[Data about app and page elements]
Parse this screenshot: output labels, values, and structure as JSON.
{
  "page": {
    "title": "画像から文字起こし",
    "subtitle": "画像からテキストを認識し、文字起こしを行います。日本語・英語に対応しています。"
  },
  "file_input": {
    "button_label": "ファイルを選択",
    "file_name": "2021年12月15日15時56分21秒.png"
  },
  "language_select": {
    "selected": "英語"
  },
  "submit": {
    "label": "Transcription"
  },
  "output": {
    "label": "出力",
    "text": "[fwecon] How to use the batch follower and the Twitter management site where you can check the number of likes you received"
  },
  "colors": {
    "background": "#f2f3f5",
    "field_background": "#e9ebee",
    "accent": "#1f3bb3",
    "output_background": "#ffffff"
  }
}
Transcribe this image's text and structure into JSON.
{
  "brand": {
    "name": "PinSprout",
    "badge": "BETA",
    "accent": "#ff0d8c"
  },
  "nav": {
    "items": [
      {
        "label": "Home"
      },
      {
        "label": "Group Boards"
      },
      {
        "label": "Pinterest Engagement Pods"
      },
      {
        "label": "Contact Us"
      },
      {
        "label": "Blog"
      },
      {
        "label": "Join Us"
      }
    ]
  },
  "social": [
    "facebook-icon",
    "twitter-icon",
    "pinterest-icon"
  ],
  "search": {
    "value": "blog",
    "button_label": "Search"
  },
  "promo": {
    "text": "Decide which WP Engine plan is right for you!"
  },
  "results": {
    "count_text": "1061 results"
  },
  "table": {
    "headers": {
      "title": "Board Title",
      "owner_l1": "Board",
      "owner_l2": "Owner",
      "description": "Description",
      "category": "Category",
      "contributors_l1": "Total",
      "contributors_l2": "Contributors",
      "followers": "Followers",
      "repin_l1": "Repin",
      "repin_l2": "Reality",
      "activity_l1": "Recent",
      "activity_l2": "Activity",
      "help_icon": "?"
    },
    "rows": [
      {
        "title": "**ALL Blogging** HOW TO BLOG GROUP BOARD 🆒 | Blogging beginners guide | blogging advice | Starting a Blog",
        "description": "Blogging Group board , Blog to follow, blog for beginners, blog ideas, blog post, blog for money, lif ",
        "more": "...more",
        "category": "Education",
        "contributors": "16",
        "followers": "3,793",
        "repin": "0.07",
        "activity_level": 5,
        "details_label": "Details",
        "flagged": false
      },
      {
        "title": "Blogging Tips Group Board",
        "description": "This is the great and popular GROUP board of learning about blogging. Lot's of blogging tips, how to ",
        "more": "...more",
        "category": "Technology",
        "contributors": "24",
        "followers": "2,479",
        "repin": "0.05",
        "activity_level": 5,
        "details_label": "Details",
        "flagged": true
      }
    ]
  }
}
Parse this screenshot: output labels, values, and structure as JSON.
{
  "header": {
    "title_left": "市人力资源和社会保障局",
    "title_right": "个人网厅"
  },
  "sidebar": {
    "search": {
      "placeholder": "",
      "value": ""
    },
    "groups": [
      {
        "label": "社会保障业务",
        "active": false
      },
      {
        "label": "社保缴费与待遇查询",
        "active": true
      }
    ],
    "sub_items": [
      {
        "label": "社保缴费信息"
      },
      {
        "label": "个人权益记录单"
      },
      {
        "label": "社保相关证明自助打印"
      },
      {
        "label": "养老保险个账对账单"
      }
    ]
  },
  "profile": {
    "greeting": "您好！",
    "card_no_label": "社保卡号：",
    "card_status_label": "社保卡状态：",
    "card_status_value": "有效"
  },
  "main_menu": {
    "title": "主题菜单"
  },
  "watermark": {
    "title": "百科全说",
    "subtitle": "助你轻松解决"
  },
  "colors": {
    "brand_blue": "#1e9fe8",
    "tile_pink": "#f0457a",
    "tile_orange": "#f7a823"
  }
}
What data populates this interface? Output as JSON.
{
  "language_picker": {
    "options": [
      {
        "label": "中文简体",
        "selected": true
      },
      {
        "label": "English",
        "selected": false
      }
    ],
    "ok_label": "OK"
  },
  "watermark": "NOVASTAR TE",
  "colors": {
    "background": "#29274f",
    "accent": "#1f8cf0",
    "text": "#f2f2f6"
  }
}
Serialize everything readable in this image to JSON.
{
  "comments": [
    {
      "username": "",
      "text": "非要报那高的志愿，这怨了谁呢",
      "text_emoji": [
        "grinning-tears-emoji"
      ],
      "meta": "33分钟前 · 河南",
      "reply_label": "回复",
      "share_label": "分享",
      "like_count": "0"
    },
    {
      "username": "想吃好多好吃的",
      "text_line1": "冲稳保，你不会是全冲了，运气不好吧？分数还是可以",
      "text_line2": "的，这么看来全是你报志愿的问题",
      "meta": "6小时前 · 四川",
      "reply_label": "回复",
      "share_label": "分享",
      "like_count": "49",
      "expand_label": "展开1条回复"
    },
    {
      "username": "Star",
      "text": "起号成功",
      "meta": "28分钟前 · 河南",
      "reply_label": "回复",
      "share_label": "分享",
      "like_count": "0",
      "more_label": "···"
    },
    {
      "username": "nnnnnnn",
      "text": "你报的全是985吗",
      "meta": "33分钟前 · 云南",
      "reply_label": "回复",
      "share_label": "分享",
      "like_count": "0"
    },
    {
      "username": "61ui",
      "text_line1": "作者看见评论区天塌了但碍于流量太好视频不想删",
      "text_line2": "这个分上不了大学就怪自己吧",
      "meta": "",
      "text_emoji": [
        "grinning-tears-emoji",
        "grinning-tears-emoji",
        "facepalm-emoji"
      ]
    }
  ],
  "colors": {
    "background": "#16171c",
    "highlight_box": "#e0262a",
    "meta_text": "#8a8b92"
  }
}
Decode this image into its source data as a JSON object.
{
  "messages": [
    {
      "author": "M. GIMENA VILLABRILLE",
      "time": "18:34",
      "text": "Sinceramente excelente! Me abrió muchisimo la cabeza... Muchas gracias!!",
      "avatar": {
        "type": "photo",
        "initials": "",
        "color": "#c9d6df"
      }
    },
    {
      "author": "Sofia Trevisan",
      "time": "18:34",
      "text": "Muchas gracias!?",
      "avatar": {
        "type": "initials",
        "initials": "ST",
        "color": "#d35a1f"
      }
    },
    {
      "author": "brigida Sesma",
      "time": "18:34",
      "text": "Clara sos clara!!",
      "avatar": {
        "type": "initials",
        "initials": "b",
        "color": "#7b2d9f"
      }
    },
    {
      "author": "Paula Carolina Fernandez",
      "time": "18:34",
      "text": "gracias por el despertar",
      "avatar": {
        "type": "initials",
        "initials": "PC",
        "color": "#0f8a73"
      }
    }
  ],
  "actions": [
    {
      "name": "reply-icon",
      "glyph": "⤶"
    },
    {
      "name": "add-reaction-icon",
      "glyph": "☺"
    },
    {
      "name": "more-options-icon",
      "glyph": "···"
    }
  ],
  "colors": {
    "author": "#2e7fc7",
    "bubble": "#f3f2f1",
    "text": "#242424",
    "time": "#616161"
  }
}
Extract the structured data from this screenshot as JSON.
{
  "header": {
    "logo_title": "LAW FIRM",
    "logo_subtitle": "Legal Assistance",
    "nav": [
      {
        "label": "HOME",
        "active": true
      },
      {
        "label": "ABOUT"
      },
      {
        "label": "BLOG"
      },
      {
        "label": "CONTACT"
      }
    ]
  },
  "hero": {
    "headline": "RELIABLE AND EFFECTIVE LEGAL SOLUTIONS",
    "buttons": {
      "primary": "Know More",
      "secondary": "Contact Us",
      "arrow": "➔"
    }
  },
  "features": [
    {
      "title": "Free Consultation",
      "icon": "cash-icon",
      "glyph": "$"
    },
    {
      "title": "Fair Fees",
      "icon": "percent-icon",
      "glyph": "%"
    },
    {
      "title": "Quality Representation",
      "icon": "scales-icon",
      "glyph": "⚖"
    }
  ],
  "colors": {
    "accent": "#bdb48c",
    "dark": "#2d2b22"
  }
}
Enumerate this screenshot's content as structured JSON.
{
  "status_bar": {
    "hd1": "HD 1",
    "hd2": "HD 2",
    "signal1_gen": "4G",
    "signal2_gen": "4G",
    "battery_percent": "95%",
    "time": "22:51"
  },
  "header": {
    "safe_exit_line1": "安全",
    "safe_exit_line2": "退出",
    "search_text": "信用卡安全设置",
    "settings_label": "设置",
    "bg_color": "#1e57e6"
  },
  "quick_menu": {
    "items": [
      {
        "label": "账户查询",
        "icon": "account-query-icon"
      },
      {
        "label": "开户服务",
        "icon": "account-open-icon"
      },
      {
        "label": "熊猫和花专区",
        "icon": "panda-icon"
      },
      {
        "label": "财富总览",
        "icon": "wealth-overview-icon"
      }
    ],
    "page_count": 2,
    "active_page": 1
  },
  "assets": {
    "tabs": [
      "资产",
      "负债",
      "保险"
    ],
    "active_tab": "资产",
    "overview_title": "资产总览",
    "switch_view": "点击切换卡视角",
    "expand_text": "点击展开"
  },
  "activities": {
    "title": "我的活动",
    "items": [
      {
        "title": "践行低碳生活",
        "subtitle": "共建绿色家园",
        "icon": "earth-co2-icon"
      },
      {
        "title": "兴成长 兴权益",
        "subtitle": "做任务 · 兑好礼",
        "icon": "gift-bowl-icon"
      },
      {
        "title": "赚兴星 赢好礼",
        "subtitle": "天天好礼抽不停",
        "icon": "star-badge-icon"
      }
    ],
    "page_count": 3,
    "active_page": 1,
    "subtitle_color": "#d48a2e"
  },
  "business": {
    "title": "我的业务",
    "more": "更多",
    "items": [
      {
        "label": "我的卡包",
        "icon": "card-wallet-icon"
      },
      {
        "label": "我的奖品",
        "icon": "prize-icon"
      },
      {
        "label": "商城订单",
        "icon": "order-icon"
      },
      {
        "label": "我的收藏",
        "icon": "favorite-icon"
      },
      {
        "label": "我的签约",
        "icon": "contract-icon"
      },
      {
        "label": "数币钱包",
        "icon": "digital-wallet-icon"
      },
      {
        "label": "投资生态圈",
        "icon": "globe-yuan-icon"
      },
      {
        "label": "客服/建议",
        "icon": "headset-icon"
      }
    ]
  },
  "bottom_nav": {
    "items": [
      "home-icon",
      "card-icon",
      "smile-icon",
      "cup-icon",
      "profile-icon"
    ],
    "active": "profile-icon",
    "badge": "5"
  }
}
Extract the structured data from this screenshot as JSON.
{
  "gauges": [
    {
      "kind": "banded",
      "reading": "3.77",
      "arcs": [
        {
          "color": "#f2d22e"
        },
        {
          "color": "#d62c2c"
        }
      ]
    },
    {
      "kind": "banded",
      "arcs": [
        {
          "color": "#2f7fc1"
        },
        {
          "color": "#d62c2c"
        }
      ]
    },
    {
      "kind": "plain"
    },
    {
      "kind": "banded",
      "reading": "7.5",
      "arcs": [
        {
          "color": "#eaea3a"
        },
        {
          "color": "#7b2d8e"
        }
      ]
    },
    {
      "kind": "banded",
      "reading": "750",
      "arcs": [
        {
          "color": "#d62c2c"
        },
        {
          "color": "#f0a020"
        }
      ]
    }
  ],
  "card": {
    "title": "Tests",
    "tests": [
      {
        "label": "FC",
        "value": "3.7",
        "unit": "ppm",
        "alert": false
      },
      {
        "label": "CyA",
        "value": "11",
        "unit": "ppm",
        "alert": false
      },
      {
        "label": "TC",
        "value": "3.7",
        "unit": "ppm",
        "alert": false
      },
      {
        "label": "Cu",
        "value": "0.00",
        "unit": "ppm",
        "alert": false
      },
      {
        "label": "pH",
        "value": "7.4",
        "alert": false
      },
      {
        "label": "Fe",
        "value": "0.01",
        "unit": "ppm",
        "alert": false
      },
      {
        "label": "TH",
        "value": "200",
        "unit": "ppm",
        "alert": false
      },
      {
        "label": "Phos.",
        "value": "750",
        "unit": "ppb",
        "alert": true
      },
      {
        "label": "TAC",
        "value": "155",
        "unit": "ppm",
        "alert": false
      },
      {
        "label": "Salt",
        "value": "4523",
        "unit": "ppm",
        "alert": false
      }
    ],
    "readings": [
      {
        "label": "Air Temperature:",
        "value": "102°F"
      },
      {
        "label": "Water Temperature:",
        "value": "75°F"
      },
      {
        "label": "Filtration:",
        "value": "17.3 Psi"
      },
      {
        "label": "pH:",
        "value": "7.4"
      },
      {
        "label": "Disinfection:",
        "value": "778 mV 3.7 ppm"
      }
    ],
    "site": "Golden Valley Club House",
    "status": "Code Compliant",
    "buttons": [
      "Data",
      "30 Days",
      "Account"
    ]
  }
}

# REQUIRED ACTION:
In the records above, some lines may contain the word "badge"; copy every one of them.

# ANSWER BELOW:
    "badge": "BETA",
        "icon": "star-badge-icon"
    "badge": "5"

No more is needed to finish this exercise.